    Other useful option to check the status of all packages currently installed is:

    > inst <- packageStatus()$inst
    > inst[inst$Status != "ok", c("Package", "Version", "Status")]

    Uninstall R package

    Packages can be uninstalled easily using remove.packages command

    > remove.packages("package_name")

    Perl modules

    Once the module is loaded, use the following set of commands to install any perl modules.

    module load perl

    If there is a Makefile.PL

     perl Makefile.PL PREFIX=/home/users/dag   # makes the system specific makefile
     make          # builds all the libaries
     make test     # runs a short test
     make install  # installs the package correctly.

    If there is a Build.PL

    perl Buil.PL
    ./Build test
    ./Build install

    The module will be installed in the group’s perl folder (not in the package directory). So, like you did in Python you need to set up a dummy module file that load Perl

    Java programs

    Precompiled java programs that come as .jar files, can be placed in any directory and can be called from there.
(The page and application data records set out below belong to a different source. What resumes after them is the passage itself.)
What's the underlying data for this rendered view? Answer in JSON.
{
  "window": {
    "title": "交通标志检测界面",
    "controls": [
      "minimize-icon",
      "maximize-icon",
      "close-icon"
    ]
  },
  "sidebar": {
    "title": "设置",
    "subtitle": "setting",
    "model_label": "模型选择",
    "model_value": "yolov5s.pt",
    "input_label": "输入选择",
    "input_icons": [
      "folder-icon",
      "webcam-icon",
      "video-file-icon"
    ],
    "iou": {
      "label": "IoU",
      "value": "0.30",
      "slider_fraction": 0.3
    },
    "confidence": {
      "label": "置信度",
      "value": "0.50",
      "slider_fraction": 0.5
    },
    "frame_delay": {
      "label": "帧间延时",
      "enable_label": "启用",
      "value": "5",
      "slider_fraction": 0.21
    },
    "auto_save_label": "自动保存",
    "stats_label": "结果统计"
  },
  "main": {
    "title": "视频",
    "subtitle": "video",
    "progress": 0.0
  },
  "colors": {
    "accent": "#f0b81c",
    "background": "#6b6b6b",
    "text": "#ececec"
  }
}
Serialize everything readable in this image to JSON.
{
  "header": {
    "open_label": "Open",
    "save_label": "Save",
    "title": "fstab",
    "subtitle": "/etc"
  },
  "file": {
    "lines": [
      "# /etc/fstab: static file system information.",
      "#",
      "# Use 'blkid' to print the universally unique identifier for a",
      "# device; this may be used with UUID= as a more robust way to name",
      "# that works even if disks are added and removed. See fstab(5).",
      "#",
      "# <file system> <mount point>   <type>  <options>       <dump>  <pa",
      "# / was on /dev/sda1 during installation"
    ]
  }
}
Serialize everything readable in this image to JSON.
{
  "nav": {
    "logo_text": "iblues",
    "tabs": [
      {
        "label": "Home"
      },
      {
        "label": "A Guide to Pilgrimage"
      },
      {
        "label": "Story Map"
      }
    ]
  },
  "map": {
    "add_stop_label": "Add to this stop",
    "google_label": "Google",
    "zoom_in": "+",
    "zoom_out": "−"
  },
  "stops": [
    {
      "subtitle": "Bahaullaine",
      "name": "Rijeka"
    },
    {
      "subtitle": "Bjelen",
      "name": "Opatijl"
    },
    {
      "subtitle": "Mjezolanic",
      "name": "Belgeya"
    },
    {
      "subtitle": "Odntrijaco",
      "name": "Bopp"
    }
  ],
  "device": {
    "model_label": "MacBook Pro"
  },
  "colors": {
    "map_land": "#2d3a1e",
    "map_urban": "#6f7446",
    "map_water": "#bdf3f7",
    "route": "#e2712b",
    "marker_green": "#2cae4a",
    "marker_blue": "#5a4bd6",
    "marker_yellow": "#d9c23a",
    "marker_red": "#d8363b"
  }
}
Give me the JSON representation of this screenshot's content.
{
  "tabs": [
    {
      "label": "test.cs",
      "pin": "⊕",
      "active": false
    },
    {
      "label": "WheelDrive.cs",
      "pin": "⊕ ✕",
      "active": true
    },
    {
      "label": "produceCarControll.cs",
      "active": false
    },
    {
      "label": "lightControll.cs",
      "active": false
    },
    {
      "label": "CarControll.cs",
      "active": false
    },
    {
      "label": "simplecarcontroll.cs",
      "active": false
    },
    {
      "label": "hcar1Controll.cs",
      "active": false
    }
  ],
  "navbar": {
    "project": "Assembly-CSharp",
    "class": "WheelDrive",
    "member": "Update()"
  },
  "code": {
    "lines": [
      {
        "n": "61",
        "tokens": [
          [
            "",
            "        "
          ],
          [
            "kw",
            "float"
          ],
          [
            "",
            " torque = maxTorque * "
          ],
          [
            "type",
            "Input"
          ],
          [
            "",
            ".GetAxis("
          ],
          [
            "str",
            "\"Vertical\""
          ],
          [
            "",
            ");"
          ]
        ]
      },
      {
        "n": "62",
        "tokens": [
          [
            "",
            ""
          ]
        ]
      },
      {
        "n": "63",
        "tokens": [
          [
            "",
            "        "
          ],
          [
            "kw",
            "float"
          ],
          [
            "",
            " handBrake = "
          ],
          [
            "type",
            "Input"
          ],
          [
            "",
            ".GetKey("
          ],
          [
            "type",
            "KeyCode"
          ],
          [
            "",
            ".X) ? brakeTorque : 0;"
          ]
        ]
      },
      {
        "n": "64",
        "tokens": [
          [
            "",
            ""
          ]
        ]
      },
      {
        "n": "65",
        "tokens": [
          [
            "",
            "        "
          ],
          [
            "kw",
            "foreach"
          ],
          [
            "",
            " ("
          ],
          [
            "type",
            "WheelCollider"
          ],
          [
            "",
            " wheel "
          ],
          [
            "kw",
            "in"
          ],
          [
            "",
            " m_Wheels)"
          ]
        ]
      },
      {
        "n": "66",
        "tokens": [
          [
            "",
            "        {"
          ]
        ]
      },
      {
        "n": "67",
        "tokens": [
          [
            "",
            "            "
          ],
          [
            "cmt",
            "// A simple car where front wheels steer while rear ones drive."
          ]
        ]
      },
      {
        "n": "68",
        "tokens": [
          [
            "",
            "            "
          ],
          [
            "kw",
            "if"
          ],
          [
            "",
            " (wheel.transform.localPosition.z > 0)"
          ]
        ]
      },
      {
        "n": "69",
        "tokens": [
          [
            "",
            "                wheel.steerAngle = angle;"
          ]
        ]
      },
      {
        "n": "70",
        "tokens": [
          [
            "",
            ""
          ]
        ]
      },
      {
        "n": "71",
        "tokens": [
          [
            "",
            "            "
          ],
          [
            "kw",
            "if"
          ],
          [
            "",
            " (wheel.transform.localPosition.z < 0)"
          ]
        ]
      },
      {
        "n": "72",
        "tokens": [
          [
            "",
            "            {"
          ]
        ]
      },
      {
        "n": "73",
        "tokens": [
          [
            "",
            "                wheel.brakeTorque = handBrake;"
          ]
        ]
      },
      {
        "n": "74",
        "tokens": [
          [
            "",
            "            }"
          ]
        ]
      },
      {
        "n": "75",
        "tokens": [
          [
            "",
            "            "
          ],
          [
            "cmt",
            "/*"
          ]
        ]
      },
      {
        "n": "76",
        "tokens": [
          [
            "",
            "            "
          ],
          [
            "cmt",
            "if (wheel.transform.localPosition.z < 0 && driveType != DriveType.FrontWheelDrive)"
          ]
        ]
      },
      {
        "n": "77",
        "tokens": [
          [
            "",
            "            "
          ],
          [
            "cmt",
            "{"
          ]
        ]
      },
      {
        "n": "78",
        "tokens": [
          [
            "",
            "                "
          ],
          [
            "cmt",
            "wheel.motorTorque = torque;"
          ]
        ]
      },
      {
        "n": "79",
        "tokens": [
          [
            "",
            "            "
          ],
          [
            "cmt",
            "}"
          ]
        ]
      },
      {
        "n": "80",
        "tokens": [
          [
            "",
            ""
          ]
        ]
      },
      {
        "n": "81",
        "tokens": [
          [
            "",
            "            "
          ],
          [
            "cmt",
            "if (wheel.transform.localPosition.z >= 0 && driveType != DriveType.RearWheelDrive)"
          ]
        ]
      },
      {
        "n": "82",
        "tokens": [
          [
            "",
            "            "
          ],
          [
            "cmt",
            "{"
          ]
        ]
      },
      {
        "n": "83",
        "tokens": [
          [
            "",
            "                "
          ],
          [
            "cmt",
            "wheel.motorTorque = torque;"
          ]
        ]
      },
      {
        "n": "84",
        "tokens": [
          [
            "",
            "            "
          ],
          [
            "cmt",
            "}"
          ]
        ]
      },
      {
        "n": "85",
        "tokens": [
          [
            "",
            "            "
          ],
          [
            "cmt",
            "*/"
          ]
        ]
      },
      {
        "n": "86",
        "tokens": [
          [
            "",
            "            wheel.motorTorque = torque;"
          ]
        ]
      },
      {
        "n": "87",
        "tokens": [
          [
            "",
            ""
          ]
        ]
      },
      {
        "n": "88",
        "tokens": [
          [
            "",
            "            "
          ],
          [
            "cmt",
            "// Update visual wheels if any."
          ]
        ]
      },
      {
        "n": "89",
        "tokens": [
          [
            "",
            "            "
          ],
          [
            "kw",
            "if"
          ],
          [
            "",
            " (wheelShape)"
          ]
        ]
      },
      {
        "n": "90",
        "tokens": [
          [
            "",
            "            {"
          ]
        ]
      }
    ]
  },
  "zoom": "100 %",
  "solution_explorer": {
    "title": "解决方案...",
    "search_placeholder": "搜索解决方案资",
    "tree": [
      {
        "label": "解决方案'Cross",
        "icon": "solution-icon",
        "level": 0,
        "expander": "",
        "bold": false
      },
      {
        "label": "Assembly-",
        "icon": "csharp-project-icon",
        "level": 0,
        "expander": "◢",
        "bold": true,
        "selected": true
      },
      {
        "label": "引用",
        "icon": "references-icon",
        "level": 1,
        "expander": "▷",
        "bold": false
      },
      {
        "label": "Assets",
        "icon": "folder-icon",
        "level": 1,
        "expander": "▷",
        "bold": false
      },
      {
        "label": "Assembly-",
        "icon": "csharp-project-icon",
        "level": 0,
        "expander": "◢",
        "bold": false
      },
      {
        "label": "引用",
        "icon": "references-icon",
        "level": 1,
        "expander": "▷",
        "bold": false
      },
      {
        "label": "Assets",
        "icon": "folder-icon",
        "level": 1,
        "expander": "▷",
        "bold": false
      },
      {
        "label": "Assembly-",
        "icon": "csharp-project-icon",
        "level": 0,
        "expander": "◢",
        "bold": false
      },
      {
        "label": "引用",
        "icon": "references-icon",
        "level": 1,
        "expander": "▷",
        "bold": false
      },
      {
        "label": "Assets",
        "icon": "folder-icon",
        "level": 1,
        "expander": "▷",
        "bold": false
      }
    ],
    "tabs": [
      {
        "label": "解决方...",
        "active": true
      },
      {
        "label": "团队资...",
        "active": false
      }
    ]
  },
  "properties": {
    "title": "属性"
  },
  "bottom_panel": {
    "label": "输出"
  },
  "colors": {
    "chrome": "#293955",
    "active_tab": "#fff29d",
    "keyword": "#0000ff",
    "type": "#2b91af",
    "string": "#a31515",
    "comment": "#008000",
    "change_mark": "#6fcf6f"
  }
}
For using it with environment modulefile, you need to do these steps. First, create directory (program name) and sub-directory (version number). Place the .jar file in this sub-directory. Within this create another directory and call it as bin. For all .jar files in /programname/version/ create a text file in /programname/version/bin. This text file will just have a single line, something like:

    java program_name.jar

    Change permission for these text files so that they can be executed.

    chmod +x -R /programname/version/bin

    In your module file, you need to add this line:

    prepend-path PATH /programname/version/bin

    Now the .jar files can be simply called as 'programname (once module is loaded). No need to add java in front.

    Further Reading

    Homepage Section Index Previous Next top of page